> _SOURCE DATA_:
·····
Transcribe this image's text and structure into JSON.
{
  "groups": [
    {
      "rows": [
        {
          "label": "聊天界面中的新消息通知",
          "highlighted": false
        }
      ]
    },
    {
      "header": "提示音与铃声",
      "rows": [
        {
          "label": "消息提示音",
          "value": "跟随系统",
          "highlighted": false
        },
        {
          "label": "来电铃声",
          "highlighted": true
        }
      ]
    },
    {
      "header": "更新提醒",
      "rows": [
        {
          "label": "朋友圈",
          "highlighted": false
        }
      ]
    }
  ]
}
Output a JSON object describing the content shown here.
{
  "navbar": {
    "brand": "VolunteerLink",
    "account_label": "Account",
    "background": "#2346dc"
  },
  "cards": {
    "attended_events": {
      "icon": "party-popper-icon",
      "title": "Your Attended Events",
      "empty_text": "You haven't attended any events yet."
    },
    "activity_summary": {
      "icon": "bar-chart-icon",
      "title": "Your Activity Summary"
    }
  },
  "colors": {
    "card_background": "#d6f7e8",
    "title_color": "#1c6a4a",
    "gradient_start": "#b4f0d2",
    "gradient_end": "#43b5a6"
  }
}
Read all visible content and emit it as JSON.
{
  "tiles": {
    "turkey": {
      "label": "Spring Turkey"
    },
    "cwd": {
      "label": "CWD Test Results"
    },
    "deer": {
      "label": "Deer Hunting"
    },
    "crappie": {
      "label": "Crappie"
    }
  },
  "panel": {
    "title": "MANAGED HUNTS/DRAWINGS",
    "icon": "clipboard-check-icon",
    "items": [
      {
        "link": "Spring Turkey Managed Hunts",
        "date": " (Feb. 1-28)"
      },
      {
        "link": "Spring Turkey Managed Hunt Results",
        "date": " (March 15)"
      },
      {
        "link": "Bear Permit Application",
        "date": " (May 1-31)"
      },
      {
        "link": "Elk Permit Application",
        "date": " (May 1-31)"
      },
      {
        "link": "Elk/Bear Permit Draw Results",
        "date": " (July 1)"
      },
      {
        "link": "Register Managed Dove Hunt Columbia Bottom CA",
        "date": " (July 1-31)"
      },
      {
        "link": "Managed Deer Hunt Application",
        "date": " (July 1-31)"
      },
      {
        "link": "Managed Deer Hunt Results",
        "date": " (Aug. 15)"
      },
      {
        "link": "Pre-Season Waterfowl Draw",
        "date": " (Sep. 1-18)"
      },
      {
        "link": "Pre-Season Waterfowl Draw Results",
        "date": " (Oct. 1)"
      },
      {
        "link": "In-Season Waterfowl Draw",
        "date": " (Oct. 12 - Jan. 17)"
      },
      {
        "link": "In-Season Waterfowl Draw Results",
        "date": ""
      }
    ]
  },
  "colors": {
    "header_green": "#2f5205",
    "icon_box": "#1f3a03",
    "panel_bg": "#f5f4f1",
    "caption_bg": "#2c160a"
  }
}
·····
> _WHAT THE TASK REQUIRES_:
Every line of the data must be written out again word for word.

> _SOLUTION TO THIS PROBLEM_:
Transcribe this image's text and structure into JSON.
{
  "groups": [
    {
      "rows": [
        {
          "label": "聊天界面中的新消息通知",
          "highlighted": false
        }
      ]
    },
    {
      "header": "提示音与铃声",
      "rows": [
        {
          "label": "消息提示音",
          "value": "跟随系统",
          "highlighted": false
        },
        {
          "label": "来电铃声",
          "highlighted": true
        }
      ]
    },
    {
      "header": "更新提醒",
      "rows": [
        {
          "label": "朋友圈",
          "highlighted": false
        }
      ]
    }
  ]
}
Output a JSON object describing the content shown here.
{
  "navbar": {
    "brand": "VolunteerLink",
    "account_label": "Account",
    "background": "#2346dc"
  },
  "cards": {
    "attended_events": {
      "icon": "party-popper-icon",
      "title": "Your Attended Events",
      "empty_text": "You haven't attended any events yet."
    },
    "activity_summary": {
      "icon": "bar-chart-icon",
      "title": "Your Activity Summary"
    }
  },
  "colors": {
    "card_background": "#d6f7e8",
    "title_color": "#1c6a4a",
    "gradient_start": "#b4f0d2",
    "gradient_end": "#43b5a6"
  }
}
Read all visible content and emit it as JSON.
{
  "tiles": {
    "turkey": {
      "label": "Spring Turkey"
    },
    "cwd": {
      "label": "CWD Test Results"
    },
    "deer": {
      "label": "Deer Hunting"
    },
    "crappie": {
      "label": "Crappie"
    }
  },
  "panel": {
    "title": "MANAGED HUNTS/DRAWINGS",
    "icon": "clipboard-check-icon",
    "items": [
      {
        "link": "Spring Turkey Managed Hunts",
        "date": " (Feb. 1-28)"
      },
      {
        "link": "Spring Turkey Managed Hunt Results",
        "date": " (March 15)"
      },
      {
        "link": "Bear Permit Application",
        "date": " (May 1-31)"
      },
      {
        "link": "Elk Permit Application",
        "date": " (May 1-31)"
      },
      {
        "link": "Elk/Bear Permit Draw Results",
        "date": " (July 1)"
      },
      {
        "link": "Register Managed Dove Hunt Columbia Bottom CA",
        "date": " (July 1-31)"
      },
      {
        "link": "Managed Deer Hunt Application",
        "date": " (July 1-31)"
      },
      {
        "link": "Managed Deer Hunt Results",
        "date": " (Aug. 15)"
      },
      {
        "link": "Pre-Season Waterfowl Draw",
        "date": " (Sep. 1-18)"
      },
      {
        "link": "Pre-Season Waterfowl Draw Results",
        "date": " (Oct. 1)"
      },
      {
        "link": "In-Season Waterfowl Draw",
        "date": " (Oct. 12 - Jan. 17)"
      },
      {
        "link": "In-Season Waterfowl Draw Results",
        "date": ""
      }
    ]
  },
  "colors": {
    "header_green": "#2f5205",
    "icon_box": "#1f3a03",
    "panel_bg": "#f5f4f1",
    "caption_bg": "#2c160a"
  }
}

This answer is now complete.